There are many different factors that could put you at a greater risk of developing an addiction to prescription painkillers, and it is wise to be aware of your own possible vulnerabilities, so you can be extra careful when taking prescription opiates. Genetics play a role in addiction. There are some families that have vulnerabilities within their genetic code that can pass down addictive tendencies from generation to generation. However, environment also plays a role, so that a family without a genetic predisposition towards addiction will become more vulnerable to it if a family member or members creates a home environment that normalizes or encourages drug use.
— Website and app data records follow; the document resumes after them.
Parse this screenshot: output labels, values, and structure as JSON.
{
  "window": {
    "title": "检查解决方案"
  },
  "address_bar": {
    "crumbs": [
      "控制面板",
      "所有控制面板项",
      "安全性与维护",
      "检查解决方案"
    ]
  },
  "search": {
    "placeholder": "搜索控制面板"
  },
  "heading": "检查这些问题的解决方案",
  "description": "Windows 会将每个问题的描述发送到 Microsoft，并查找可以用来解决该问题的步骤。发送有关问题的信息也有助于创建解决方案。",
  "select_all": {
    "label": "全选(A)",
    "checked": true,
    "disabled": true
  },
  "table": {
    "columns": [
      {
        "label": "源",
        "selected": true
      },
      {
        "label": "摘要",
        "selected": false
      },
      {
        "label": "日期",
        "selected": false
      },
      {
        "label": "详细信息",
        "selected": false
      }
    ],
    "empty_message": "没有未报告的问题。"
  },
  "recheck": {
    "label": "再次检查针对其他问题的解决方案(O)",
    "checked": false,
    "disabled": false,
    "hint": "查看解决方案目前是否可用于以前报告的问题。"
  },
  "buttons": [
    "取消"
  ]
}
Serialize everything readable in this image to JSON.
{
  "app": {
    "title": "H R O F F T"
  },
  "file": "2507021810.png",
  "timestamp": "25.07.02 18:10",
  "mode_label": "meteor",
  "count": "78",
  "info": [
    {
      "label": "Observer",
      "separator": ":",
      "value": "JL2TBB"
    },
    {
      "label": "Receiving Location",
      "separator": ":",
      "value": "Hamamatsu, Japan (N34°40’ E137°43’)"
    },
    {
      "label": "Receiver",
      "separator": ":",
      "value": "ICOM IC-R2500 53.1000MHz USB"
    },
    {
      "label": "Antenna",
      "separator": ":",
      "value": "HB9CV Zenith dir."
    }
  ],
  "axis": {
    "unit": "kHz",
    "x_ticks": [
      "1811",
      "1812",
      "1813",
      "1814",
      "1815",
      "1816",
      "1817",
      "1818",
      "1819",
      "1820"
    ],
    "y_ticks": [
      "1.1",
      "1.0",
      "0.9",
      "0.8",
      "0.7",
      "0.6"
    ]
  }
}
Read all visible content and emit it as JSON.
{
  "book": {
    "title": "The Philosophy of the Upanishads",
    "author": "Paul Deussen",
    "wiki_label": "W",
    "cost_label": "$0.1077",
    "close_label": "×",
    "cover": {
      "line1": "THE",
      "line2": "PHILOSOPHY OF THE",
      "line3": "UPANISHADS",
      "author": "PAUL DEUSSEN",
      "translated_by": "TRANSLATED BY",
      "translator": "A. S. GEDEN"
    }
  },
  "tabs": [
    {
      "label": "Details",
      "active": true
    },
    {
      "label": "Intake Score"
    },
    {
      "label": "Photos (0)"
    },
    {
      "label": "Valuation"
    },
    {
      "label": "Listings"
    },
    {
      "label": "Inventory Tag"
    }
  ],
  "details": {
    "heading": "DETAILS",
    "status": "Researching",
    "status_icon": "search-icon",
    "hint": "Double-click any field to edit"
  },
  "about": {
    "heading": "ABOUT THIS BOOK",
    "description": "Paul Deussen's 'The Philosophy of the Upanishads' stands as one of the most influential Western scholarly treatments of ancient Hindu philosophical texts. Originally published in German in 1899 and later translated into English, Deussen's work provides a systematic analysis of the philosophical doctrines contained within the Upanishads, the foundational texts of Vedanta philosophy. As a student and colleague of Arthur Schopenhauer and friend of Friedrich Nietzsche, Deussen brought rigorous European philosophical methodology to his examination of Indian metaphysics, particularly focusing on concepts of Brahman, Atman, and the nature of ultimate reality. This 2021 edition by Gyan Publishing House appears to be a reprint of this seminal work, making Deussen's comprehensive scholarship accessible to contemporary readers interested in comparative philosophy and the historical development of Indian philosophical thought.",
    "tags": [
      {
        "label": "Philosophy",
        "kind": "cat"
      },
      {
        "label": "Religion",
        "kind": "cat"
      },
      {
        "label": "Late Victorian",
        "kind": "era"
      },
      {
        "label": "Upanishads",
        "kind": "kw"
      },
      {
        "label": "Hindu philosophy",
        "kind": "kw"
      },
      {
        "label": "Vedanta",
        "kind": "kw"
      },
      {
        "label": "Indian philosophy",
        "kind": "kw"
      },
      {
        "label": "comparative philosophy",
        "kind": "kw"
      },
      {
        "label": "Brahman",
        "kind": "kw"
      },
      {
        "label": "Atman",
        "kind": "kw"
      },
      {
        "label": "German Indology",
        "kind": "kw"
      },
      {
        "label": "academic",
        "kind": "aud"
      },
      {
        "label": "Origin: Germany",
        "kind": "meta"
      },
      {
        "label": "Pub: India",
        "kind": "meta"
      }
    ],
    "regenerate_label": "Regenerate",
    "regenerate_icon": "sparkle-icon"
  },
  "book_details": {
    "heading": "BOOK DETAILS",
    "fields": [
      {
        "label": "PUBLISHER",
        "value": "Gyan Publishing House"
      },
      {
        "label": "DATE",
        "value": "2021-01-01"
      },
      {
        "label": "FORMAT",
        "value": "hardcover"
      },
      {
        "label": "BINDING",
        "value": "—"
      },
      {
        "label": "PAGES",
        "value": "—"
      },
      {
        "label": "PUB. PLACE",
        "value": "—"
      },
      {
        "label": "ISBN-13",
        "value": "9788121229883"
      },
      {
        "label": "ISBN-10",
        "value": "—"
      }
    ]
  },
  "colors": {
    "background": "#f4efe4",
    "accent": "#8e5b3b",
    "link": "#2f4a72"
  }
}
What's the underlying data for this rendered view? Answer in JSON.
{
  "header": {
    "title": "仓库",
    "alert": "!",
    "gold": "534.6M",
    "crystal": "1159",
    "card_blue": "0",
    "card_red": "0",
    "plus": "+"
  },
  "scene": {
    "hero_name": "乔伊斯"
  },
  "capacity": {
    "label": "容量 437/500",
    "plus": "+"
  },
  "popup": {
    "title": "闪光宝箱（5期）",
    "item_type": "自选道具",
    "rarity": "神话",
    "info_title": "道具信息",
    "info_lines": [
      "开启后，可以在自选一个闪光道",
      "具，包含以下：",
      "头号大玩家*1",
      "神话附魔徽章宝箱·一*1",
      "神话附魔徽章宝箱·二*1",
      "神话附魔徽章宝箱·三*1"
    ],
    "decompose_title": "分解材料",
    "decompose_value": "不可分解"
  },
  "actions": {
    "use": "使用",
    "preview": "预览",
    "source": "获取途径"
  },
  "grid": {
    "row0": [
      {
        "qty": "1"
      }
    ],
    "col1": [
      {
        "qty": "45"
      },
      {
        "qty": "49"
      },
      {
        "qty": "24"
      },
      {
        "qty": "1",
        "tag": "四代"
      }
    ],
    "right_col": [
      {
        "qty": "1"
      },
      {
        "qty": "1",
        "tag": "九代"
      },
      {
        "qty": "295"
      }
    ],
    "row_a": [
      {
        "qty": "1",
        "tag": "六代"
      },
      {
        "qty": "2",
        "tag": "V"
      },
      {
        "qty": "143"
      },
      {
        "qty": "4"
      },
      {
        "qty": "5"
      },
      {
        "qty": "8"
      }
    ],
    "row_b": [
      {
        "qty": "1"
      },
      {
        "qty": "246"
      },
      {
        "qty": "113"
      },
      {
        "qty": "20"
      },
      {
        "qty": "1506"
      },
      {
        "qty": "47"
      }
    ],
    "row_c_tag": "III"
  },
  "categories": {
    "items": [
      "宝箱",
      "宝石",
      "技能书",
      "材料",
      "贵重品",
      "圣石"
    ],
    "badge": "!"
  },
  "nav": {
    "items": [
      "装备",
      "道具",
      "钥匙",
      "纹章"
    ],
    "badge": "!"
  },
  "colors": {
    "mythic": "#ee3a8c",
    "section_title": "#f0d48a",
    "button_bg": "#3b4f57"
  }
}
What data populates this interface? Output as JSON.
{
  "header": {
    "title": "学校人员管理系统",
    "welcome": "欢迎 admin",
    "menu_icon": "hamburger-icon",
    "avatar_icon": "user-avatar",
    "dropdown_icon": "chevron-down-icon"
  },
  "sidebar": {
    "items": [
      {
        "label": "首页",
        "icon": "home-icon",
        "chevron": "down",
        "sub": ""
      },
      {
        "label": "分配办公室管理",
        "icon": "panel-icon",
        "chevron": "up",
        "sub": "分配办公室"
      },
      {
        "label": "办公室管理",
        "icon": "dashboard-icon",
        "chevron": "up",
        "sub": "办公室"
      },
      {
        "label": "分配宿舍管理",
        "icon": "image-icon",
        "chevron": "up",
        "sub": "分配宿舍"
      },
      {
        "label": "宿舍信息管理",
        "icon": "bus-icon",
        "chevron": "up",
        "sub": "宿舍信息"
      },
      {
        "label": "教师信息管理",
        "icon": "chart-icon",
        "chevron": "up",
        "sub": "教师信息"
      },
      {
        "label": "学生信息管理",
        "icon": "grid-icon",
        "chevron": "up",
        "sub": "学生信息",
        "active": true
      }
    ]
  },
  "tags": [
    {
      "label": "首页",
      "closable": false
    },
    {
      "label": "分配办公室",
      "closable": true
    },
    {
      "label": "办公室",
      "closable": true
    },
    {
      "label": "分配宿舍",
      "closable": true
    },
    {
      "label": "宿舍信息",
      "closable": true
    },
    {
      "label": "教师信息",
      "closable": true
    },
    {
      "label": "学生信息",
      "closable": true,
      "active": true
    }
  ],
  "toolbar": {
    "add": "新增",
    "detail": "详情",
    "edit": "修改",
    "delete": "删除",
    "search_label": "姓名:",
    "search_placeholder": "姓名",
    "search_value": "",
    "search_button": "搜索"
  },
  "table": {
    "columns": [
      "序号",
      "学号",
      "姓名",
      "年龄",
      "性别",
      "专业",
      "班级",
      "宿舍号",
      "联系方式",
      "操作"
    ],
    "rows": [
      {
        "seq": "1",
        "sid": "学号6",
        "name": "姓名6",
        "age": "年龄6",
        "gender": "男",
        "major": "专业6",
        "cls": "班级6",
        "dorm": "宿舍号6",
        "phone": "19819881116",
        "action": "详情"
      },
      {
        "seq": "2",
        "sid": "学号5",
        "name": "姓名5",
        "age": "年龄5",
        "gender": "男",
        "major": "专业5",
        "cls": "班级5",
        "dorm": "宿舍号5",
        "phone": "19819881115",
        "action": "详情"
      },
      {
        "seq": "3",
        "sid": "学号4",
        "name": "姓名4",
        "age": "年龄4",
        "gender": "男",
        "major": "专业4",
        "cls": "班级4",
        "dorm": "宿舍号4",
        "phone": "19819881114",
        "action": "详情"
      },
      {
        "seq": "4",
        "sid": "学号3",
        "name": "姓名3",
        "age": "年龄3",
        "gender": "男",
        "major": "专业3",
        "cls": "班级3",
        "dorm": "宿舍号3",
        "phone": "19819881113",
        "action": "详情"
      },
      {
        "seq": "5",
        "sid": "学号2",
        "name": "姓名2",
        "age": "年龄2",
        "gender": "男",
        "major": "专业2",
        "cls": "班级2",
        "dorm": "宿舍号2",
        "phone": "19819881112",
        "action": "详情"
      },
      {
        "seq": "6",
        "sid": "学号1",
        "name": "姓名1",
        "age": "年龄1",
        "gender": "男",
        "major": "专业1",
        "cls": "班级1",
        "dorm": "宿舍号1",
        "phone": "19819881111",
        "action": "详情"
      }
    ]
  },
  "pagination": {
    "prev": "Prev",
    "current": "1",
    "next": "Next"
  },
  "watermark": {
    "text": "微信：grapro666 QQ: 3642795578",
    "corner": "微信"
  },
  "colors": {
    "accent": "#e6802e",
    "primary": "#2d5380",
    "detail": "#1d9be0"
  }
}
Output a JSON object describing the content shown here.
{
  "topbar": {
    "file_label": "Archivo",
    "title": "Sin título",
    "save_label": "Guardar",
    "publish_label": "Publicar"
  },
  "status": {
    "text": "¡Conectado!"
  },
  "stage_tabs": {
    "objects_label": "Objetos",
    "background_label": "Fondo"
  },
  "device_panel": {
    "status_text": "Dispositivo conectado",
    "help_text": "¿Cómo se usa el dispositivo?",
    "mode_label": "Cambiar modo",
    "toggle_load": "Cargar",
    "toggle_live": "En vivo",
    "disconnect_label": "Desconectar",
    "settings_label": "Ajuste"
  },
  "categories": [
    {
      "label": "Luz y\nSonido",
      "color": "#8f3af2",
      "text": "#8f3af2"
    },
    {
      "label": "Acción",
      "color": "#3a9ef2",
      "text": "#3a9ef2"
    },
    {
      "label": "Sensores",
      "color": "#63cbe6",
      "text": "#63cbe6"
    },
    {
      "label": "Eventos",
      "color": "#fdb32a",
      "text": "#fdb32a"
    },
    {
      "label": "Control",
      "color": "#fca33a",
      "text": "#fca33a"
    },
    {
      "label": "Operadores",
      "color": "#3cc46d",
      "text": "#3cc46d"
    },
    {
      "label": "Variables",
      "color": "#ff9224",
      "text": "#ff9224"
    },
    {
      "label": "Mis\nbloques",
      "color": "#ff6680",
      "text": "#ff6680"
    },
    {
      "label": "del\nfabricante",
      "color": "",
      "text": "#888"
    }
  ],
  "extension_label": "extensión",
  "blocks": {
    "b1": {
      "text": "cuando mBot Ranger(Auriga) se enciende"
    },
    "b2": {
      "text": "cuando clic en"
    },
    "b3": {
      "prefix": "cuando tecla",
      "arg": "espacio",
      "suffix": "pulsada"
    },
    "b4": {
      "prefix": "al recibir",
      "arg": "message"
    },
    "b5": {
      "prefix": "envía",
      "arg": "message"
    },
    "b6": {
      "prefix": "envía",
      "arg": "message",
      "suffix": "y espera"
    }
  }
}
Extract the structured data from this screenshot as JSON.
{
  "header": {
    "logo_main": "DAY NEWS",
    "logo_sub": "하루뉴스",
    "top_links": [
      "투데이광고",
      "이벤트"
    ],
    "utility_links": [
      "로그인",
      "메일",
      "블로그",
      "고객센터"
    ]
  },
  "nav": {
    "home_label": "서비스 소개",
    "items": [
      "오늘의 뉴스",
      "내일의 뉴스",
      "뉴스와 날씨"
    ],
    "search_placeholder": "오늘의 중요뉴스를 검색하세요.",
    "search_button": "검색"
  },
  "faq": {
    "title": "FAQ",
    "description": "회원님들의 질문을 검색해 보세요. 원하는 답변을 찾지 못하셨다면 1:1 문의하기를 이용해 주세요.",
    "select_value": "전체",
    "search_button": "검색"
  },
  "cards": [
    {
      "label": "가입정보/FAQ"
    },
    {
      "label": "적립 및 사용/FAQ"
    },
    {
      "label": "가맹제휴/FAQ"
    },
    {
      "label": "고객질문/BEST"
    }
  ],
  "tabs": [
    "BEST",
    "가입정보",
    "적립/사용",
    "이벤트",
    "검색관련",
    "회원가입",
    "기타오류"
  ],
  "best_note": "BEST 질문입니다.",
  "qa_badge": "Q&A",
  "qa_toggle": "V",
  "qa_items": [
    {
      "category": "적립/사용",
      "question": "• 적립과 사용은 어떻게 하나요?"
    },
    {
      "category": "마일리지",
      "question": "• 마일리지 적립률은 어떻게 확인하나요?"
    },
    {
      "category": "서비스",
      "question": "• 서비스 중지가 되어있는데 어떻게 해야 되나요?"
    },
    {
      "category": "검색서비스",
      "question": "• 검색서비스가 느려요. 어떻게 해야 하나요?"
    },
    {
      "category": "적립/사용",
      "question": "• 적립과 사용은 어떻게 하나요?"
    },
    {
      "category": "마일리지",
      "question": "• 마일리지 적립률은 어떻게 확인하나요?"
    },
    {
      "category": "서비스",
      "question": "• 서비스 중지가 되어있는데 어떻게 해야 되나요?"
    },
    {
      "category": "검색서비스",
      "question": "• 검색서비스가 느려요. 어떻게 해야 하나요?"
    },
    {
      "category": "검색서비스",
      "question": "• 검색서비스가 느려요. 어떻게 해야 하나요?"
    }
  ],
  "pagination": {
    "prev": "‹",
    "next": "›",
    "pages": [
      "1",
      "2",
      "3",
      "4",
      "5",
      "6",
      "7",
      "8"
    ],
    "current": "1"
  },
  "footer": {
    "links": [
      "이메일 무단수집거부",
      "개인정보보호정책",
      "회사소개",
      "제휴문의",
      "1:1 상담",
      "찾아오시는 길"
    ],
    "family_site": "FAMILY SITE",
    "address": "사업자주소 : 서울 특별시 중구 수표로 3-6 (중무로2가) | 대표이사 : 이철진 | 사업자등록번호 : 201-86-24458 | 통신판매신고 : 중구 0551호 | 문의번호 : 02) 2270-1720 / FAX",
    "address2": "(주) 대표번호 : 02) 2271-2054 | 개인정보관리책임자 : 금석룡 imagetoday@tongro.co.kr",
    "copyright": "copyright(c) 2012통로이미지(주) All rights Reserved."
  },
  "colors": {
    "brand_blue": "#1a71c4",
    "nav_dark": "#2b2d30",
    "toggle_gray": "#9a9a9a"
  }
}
Mental health disorders like anxiety and depression will also make you more vulnerable to prescription opiate addiction, as these medications can make mental disorders feel better in the short term—while only making them worse over time.
- Never take prescriptions that were not prescribed to you.
When you are in pain, and a friend or family member offers you a “leftover” prescription pain pill, it can be tempting to just take it and get some relief. This is a dangerous mistake. Painkillers vary widely in prescribed doses and potency, so that a pill safely prescribed to one individual could cause a deadly overdose reaction in another, even after the very first use. Even if you don’t overdose, taking painkillers from friends or family can cause reactions in your brain and body that can swiftly lead to dependence and addiction.
- Always take prescription opioids as directed.
Carefully read over the directions and labels that accompany your prescription opioid, so you understand how you are meant to take the medication. If you have any questions, ask to speak to the pharmacist. They have the training to instruct you on the proper use of prescription opiates, and will be happy to help. Once you understand prescribing directions, follow them closely, as misusing your prescription painkiller is a surefire way to encourage dependence and addiction.
- Take your prescription for seven days or less.
Limiting your use of prescription opiates to a maximum of seven days will allow you to treat your pain without putting you at risk of becoming dependent or addicted. The longer you use opioids, the greater the risk you take with your health.
- Seek alternative pain treatments.
Look into alternative methods of pain relief, such as meditation, yoga, and acupressure. They can be effective, drug-free ways to ease pain.